  16. Pollock ML, Carpenter DM, Blanton J, Graves J, Leggett SH. Reliability and variability of isometric torso rotation strength measurement. Med Sci Sports Exer. 1990; 22(2): S20: 81-87.
  17. Risch SV, Norvell NK, Pollock ML, Rische E, Langer H, Fulton M, et al. Lumbar strengthening in chronic low back pain patients: Physiologic and psychologic benefits. Spine. 1993; 18: 232-238.
  18. Mayer TG, Smith SS, Keeley J, et al. Quantification of lumbar function: Part 2: Sagittal plane trunk strength in chronic low back pain patients.
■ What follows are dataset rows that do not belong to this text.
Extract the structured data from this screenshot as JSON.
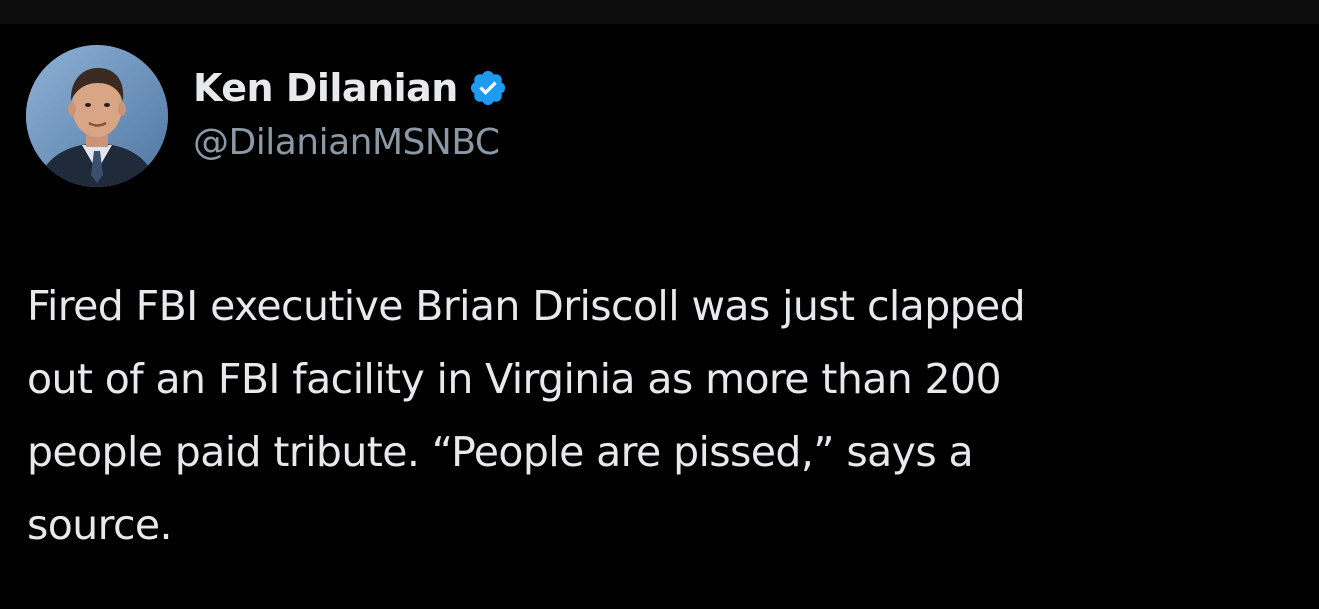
{
  "author": {
    "display_name": "Ken Dilanian",
    "handle": "@DilanianMSNBC",
    "verified": true,
    "avatar_icon": "profile-photo"
  },
  "tweet": {
    "text": "Fired FBI executive Brian Driscoll was just clapped\nout of an FBI facility in Virginia as more than 200\npeople paid tribute. “People are pissed,” says a\nsource."
  },
  "colors": {
    "background": "#000000",
    "text_primary": "#e7e9ea",
    "text_secondary": "#8b98a5",
    "verified_badge": "#1d9bf0"
  }
}
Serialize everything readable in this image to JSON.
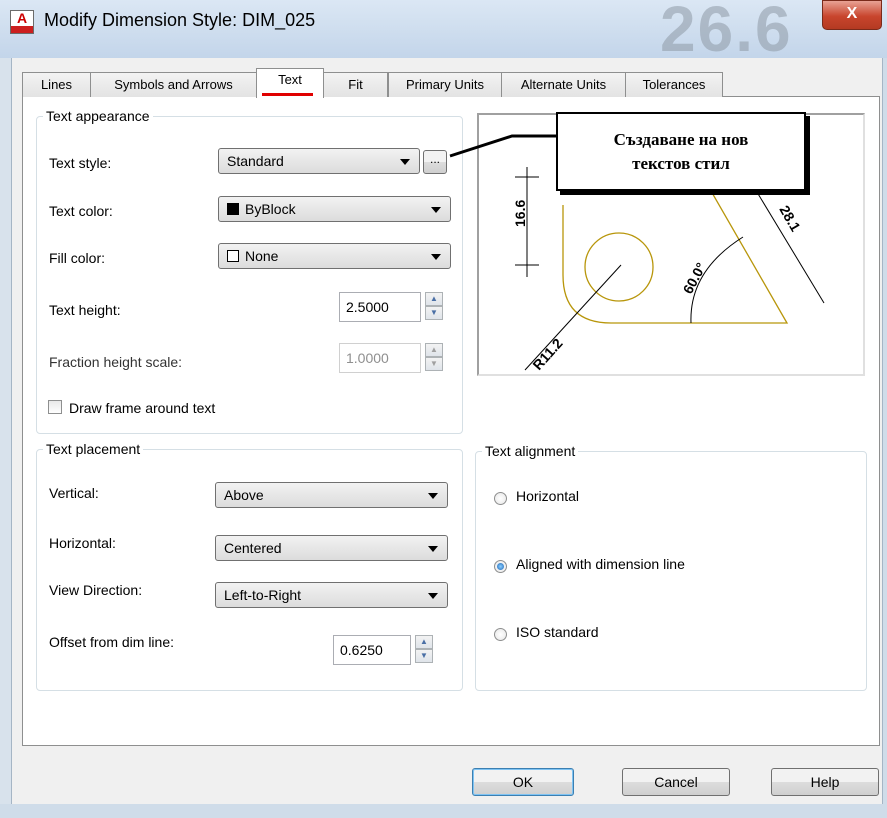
{
  "window": {
    "title": "Modify Dimension Style: DIM_025",
    "close_glyph": "X",
    "background_digits": "26.6"
  },
  "tabs": [
    {
      "label": "Lines"
    },
    {
      "label": "Symbols and Arrows"
    },
    {
      "label": "Text"
    },
    {
      "label": "Fit"
    },
    {
      "label": "Primary Units"
    },
    {
      "label": "Alternate Units"
    },
    {
      "label": "Tolerances"
    }
  ],
  "text_appearance": {
    "legend": "Text appearance",
    "text_style_label": "Text style:",
    "text_style_value": "Standard",
    "browse_label": "...",
    "text_color_label": "Text color:",
    "text_color_value": "ByBlock",
    "fill_color_label": "Fill color:",
    "fill_color_value": "None",
    "text_height_label": "Text height:",
    "text_height_value": "2.5000",
    "fraction_label": "Fraction height scale:",
    "fraction_value": "1.0000",
    "draw_frame_label": "Draw frame around text"
  },
  "text_placement": {
    "legend": "Text placement",
    "vertical_label": "Vertical:",
    "vertical_value": "Above",
    "horizontal_label": "Horizontal:",
    "horizontal_value": "Centered",
    "view_direction_label": "View Direction:",
    "view_direction_value": "Left-to-Right",
    "offset_label": "Offset from dim line:",
    "offset_value": "0.6250"
  },
  "text_alignment": {
    "legend": "Text alignment",
    "options": [
      "Horizontal",
      "Aligned with dimension line",
      "ISO standard"
    ],
    "selected": "Aligned with dimension line"
  },
  "preview": {
    "dim_vertical": "16.6",
    "dim_slanted": "28.1",
    "dim_angle": "60.0°",
    "dim_radius": "R11.2"
  },
  "annotation": {
    "line1": "Създаване на нов",
    "line2": "текстов стил"
  },
  "buttons": {
    "ok": "OK",
    "cancel": "Cancel",
    "help": "Help"
  },
  "colors": {
    "accent_red": "#e00000",
    "preview_geometry": "#b8960b",
    "text_color_swatch": "#000000"
  }
}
Spine. 1985; 10: 765-773.
  19. Pollock ML, Leggett SH, Graves JE. Effect of resistance training on lumbar extension strength. Am J Sports Med. 1989; 17: 624-629.
  20. Rodriguez AA. Therapeutic exercise in chronic neck and back pain. Arch Phys Med Rehabil. 1992; 73: 870-876.
  21. Waddell G, McCulloch JA, Kummel E, Venner RM. Nonorganic physical signs in low back pain. Spine. 1980; 5: 117-126.
  22. Manniche C, Bentzen L, Hersselroe G. Clinical trial of intensive muscle training for chronic low back pain. Lancet. 1988; 2: 1473-1476.
  23. Tatsuro K. Biochemical changes associated with symptomatic human intervertebral discs. Clin Orthop. 1993; 298: 372-377.


Visit I, Week I: Patients started out stretching and then did aerobic work on both an upper body ergometer (UBE) and an isokinetic bike followed by accessory muscle strengthening. They were then placed in the MedX lumbar extension machine, and low level, dynamic exercise with variable resistance was performed (see Fig 2). A short practice test was done to acclimate the patient followed by at static test performed at equidistant points throughout the possible range of motion to identify the starting strength level for each patient. Patients were encouraged to give a maximum effort.

Visit II, Week I: The patient repeated the previous stretching, accessory muscle strengthening, and warm-up aerobic exercises. In the same MedX lumbar-extension machine, the patient performed a dynamic exercise session with the pelvis firmly fixed, thereby using only the muscles of the isolated lumbar spine. The patient was encouraged to work hard but not to the point of failure. When the patient felt he or she was getting close to failure, exercise was stopped. Next, the patient was stabilized in the MedX torso-rotation machine. The pelvis was stabilized and an appropriate weight selected. The patient then rotated the trunk against variable resistance from right to left and from left to right until failure. The number of possible reps times the amount of weight was recorded; this was the initial starting dynamic rotational work capacity.

Visit I, Week II: After the appropriate warm-up, stretching, and accessory muscle strengthening, the patient was stabilized in the MedX lumbar-extension machine and dynamic exercise was performed to failure. This established a baseline. Next, the patient was stabilized in the MedX torso-rotation machine and dynamic exercise was performed, but not to the point of failure.

Visit II, Week II: After appropriate warm-up, the patient was placed in the MedX lumbar-extension machine and dynamic exercise was performed to just short of failure. The patient was then stabilized in the torso-rotation machine and the trunk rotator muscles were exercised to the point of failure.

From the Physicians Neck & Back Clinics, Minneapolis, Minn, and *OFC Back Care Center, Mankato, Minn. Reprint requests: Brian W. Nelson, MD, 3050 Centre Pointe Dr, Ste 200, Roseville, MN 55113.